> EXERCISE: Determine the number of lines below that contain the string "JSON", and state only that number.

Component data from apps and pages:
******
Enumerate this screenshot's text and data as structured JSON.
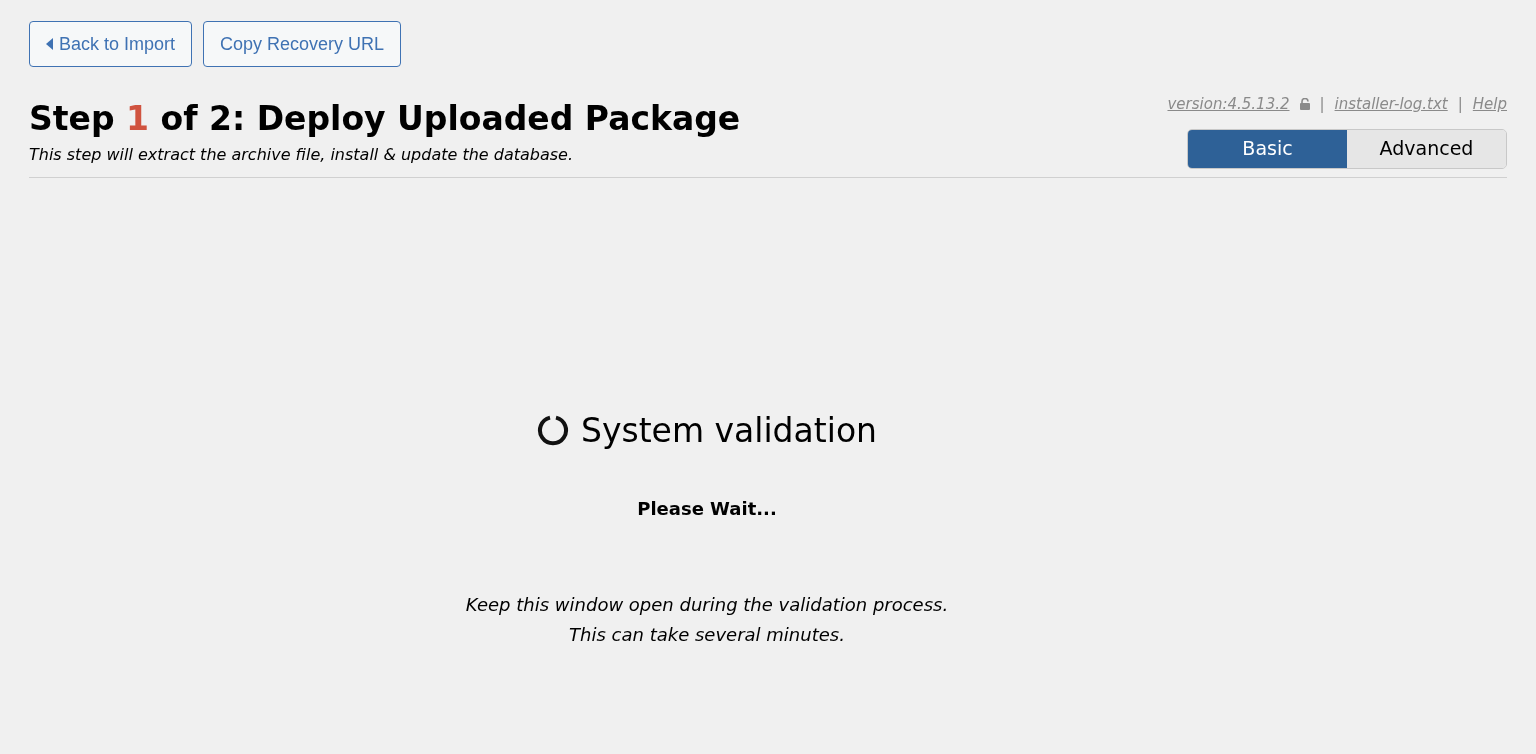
{
  "toolbar": {
    "buttons": [
      {
        "label": "Back to Import",
        "kind": "back"
      },
      {
        "label": "Copy Recovery URL",
        "kind": "plain"
      }
    ]
  },
  "header": {
    "title": {
      "prefix": "Step",
      "step": "1",
      "suffix": "of 2: Deploy Uploaded Package"
    },
    "subtitle": "This step will extract the archive file, install & update the database.",
    "links": [
      {
        "label": "version:4.5.13.2",
        "kind": "version"
      },
      {
        "label": "installer-log.txt",
        "kind": "link"
      },
      {
        "label": "Help",
        "kind": "link"
      }
    ],
    "separators": [
      "|",
      "|"
    ],
    "mode_tabs": [
      {
        "label": "Basic",
        "selected": true
      },
      {
        "label": "Advanced",
        "selected": false
      }
    ]
  },
  "progress": {
    "title": "System validation",
    "status": "Please Wait...",
    "notes": [
      "Keep this window open during the validation process.",
      "This can take several minutes."
    ]
  }
}
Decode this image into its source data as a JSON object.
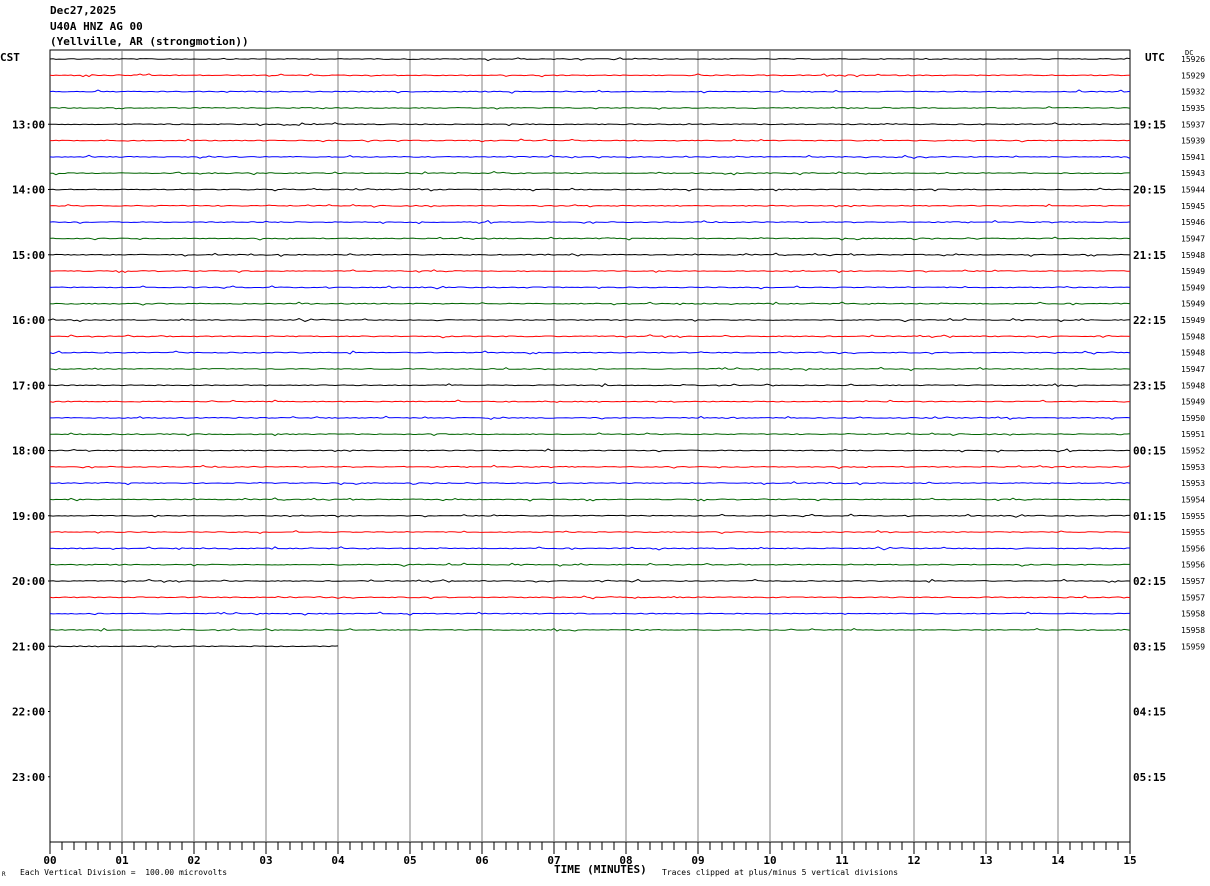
{
  "header": {
    "date": "Dec27,2025",
    "station": "U40A HNZ AG 00",
    "location": "(Yellville, AR (strongmotion))"
  },
  "left_tz": "CST",
  "right_tz": "UTC",
  "dc_label": "DC",
  "footer": {
    "scale": "Each Vertical Division =  100.00 microvolts",
    "clip": "Traces clipped at plus/minus 5 vertical divisions",
    "small_mark": "R"
  },
  "colors": {
    "trace_cycle": [
      "#000000",
      "#ff0000",
      "#0000ff",
      "#006400"
    ],
    "grid": "#808080"
  },
  "chart_data": {
    "type": "line",
    "title": "",
    "xlabel": "TIME (MINUTES)",
    "ylabel": "",
    "x_ticks": [
      "00",
      "01",
      "02",
      "03",
      "04",
      "05",
      "06",
      "07",
      "08",
      "09",
      "10",
      "11",
      "12",
      "13",
      "14",
      "15"
    ],
    "xlim": [
      0,
      15
    ],
    "rows_total": 48,
    "rows_per_hour": 4,
    "left_hour_labels": [
      "13:00",
      "14:00",
      "15:00",
      "16:00",
      "17:00",
      "18:00",
      "19:00",
      "20:00",
      "21:00",
      "22:00",
      "23:00"
    ],
    "right_hour_labels": [
      "19:15",
      "20:15",
      "21:15",
      "22:15",
      "23:15",
      "00:15",
      "01:15",
      "02:15",
      "03:15",
      "04:15",
      "05:15"
    ],
    "dc_offsets": [
      15926,
      15929,
      15932,
      15935,
      15937,
      15939,
      15941,
      15943,
      15944,
      15945,
      15946,
      15947,
      15948,
      15949,
      15949,
      15949,
      15949,
      15948,
      15948,
      15947,
      15948,
      15949,
      15950,
      15951,
      15952,
      15953,
      15953,
      15954,
      15955,
      15955,
      15956,
      15956,
      15957,
      15957,
      15958,
      15958,
      15959
    ],
    "last_row_end_minute": 4.0
  }
}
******
> EXERCISE RESULT: 2